What Brands Must Know About The Privacy Debate – Apple Edition!

The privacy debate - Apple's edition

The world of advertising and brand communications has evolved considerably from its initial days when all the glory was for the front page of newspapers. The television and cable network era turned the tide in favor of media houses that dominated the lucrative advertisement space, and print media was not too behind. But the onset of the internet era brought about a paradigm shift in the advertising world. 

Today, tech owns the advertising industry as digital ad spends routinely outstrip traditional formats of advertising promotion like print and tv ads.

The future is Digital.

In fact, it is expected that brands worldwide will be spending close to USD 389 Billion in digital advertising by the end of 2021. While the outlook for digital advertising looks overwhelmingly positive, there has been turbulence building up in the tech space following some major consumer privacy concerns. 

The first moves were made by governments like those in the EU who brought in robust control and stringent penalties for violations through regulations like GDPR. Technology companies followed suit in their own time, with Google’s announcement of the impending demise of third-party cookies being the most significant move in the same. Apple has thrown the latest spanner in the works for their offerings.

A decisive move by Apple

In September of 2020, Apple announced that they would be rolling out a feature called App Tracking Transparency (ATT) in the next version of iOS. It basically empowers users of Apple devices running iOS 14.5 or higher to block advertisers from tracking their journey across different apps on their phones.

What ATT does in the internet advertising space
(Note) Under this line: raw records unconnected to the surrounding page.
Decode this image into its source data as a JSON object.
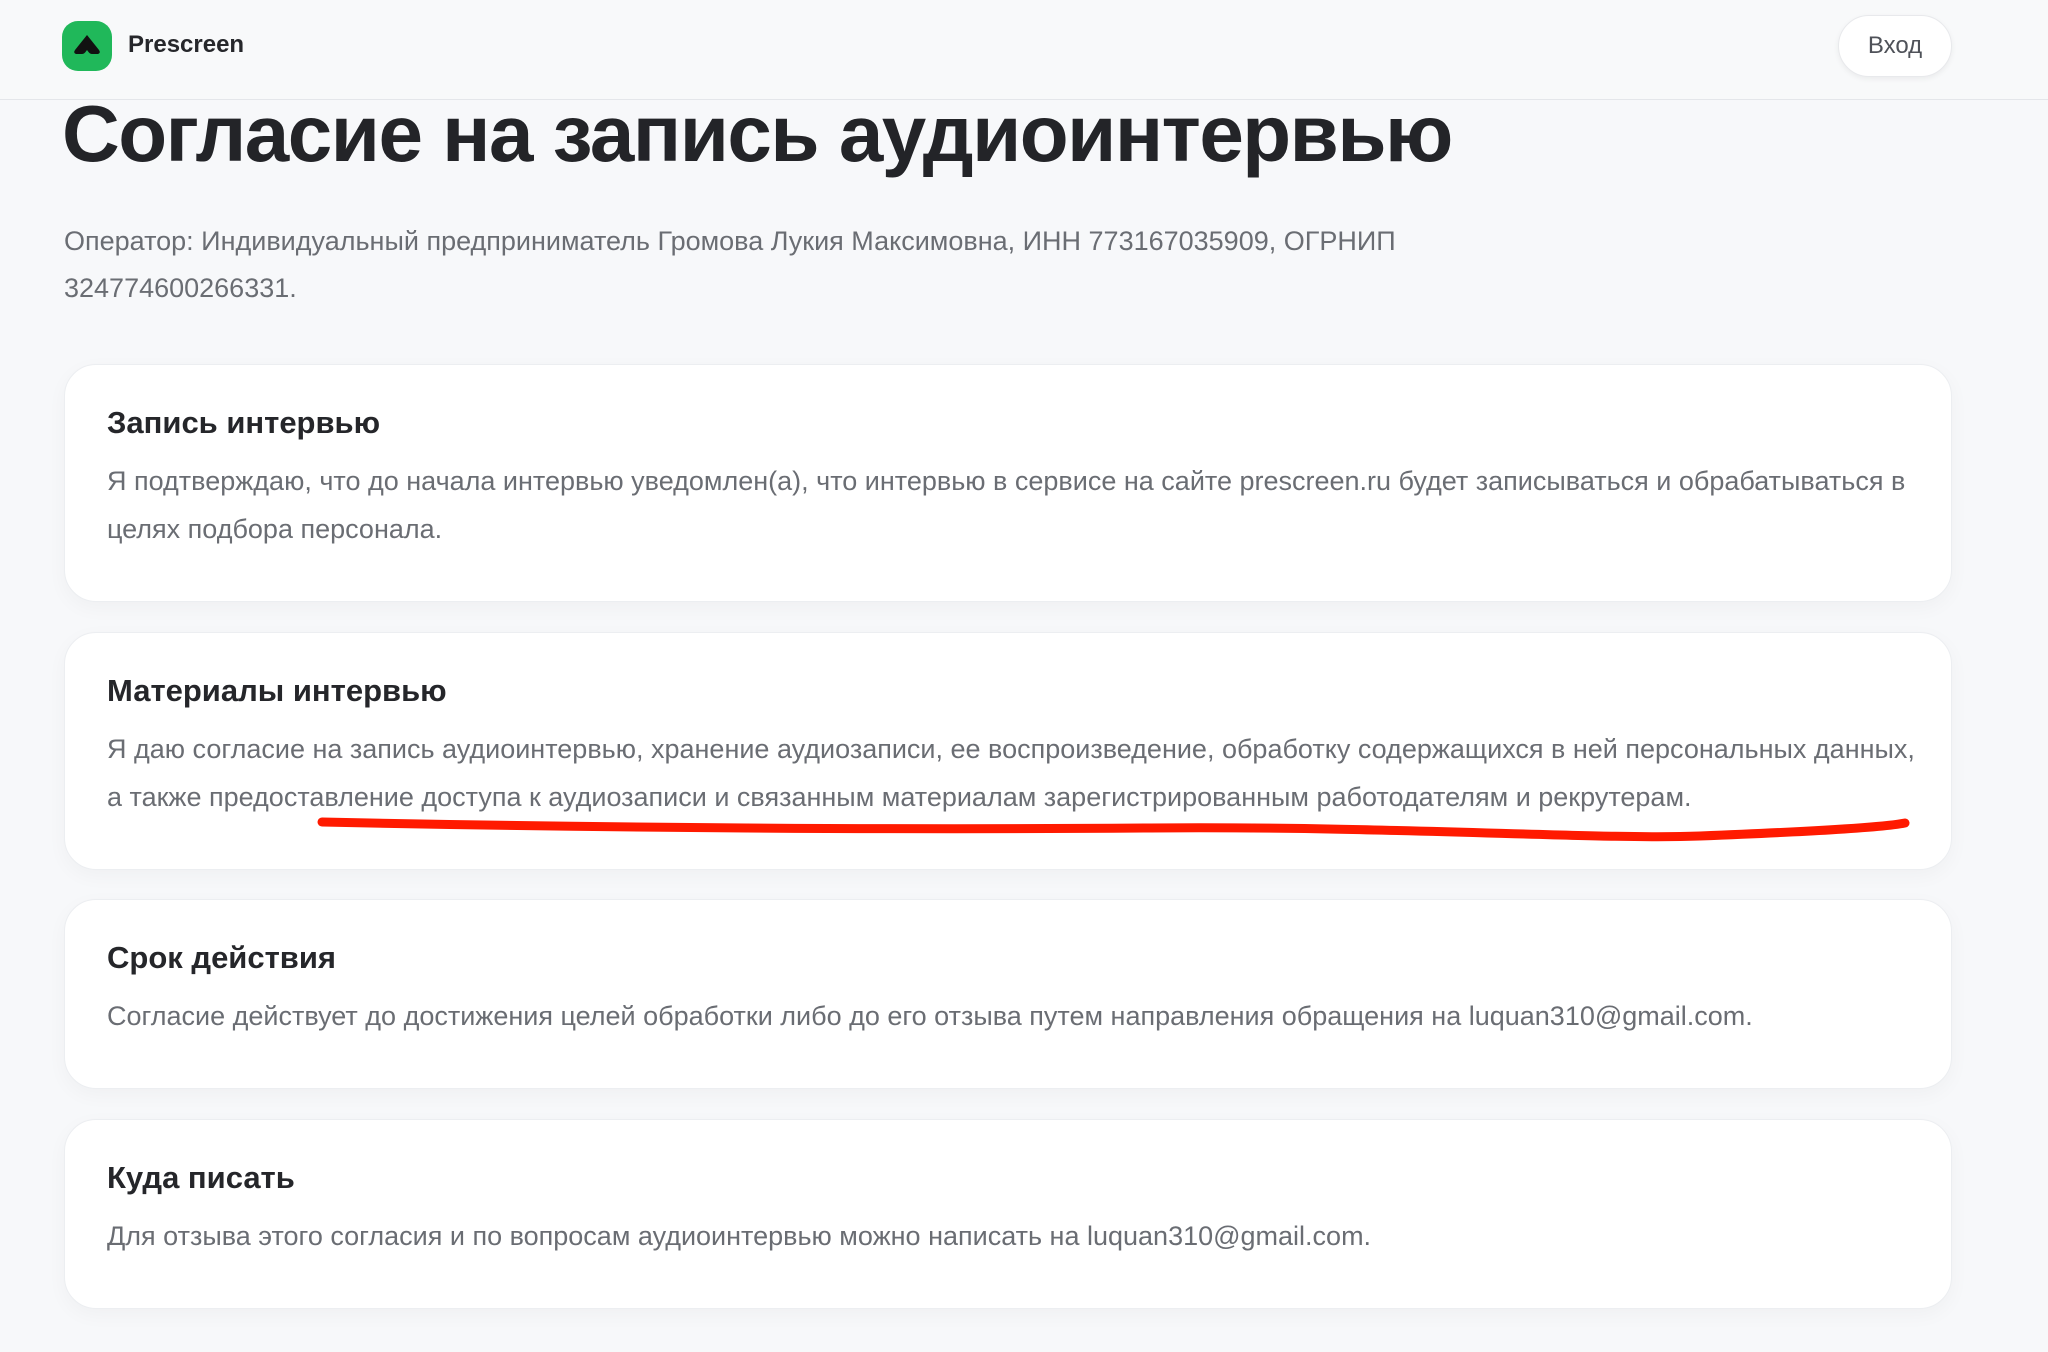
{
  "header": {
    "brand": "Prescreen",
    "login_label": "Вход"
  },
  "main": {
    "title": "Согласие на запись аудиоинтервью",
    "operator_text": "Оператор: Индивидуальный предприниматель Громова Лукия Максимовна, ИНН 773167035909, ОГРНИП 324774600266331."
  },
  "cards": [
    {
      "title": "Запись интервью",
      "text": "Я подтверждаю, что до начала интервью уведомлен(а), что интервью в сервисе на сайте prescreen.ru будет записываться и обрабатываться в целях подбора персонала."
    },
    {
      "title": "Материалы интервью",
      "text": "Я даю согласие на запись аудиоинтервью, хранение аудиозаписи, ее воспроизведение, обработку содержащихся в ней персональных данных, а также предоставление доступа к аудиозаписи и связанным материалам зарегистрированным работодателям и рекрутерам."
    },
    {
      "title": "Срок действия",
      "text": "Согласие действует до достижения целей обработки либо до его отзыва путем направления обращения на luquan310@gmail.com."
    },
    {
      "title": "Куда писать",
      "text": "Для отзыва этого согласия и по вопросам аудиоинтервью можно написать на luquan310@gmail.com."
    }
  ],
  "colors": {
    "brand_green": "#20b85a",
    "annotation_red": "#ff1a00"
  },
  "icons": {
    "logo": "up-chevron-logo-icon"
  }
}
Two significant privacy-related changes would come into effect with ATT. The first was the coming of transparency. In the app store product page, app developers for iOS had to declare information about all data they intended to collect from users through the time the app resided on the phone and how this data would be used. 

Secondly, apps would have to specifically seek permission from users before collecting and using their data. The rule would apply to the developer’s own code and any 3rd party code or libraries or services the app developer leveraged in the application.

Tim Cook’s announcement of ATT started a fierce war of words in the tech sector as internet giants came out strongly against the move by Apple. The social media giant Facebook argued that Apple was using its market dominance to create an environment where small businesses and app developers could no longer conduct business smoothly.

Facebook’s primary revenue stream comes from targeted advertising on its platform, relying heavily on tracking user journeys across devices for advertisement data feeds.

What does this mean for brands?

With Apple showing no sign of going back on its announcement, internet giants like Facebook and Google are updating their ad tools to incorporate the privacy enhancement guidelines laid down by Apple. For brands looking to improve their outreach through digital advertising, here are three takeaways from this Apple Edition of the privacy debate that has raged for years now:

  1. Limited customer segmentation

The success of every advertising campaign has been in its ability to target the most relevant customer base for ads and messaging. For this to happen, advertising platforms or ad exchanges need to know the preferences of users. 

These preferences include but are not limited to their most visited websites, their activities in various lifestyle applications on their smartphones, the journeys they traverse online, and their most frequent travel or shopping destinations. 

With ATT, this ability gets constrained. Learning more about customers would rely heavily on a user first, permitting tracking their app journeys. With their privacy at stake, most users are likely to deny such further tracking of their activities, making it very difficult to obtain insights for segmenting prospective ad targets.

  1. Focus more on 1st party data

With ATT, it is expected that most users will consider blocking the tracking of their journeys across apps. Hence, brands need to strategize and roll out innovative customer engagement campaigns that will empower them to collect first-party data on their own directly from customers. 

This will help them occupy a better and more competitive place as 3rd party data collection becomes nearly impossible.

  1. Partner with more innovative advertising platforms

Even Apple would agree that digital advertising is never going to die out. It is important to remember that better-targeted ads are beneficial for consumers too. 

They get exposed to more relevant things and progress towards making important buying decisions if the information they get exposed to is valuable. It is only a matter of time before advertising platforms figure out a technology workaround for this problem that will uphold Apple’s guidelines yet ethically enable the collection of valuable insights for better ad positioning. Brands need to work with forward-thinking advertisement platforms as they would be the first in line to beat such challenges.
While the privacy debates will continue to shake the ramparts of the digital advertising industry, brands are nowhere near getting disillusioned with ads. By focusing on collecting more compliant first-party data collection policies and using the data to personalize their messaging, customer acceptance is bound to increase. Studies show that 90% of customers are willing to part with their private data if brands can offer them a more personalized and superior experience. Hence brands need to focus on the relevance of their messaging and strike a relationship with the right advertising platform partner to ensure that they stay visible to the right audience irrespective of the policies companies like Apple roll out periodically.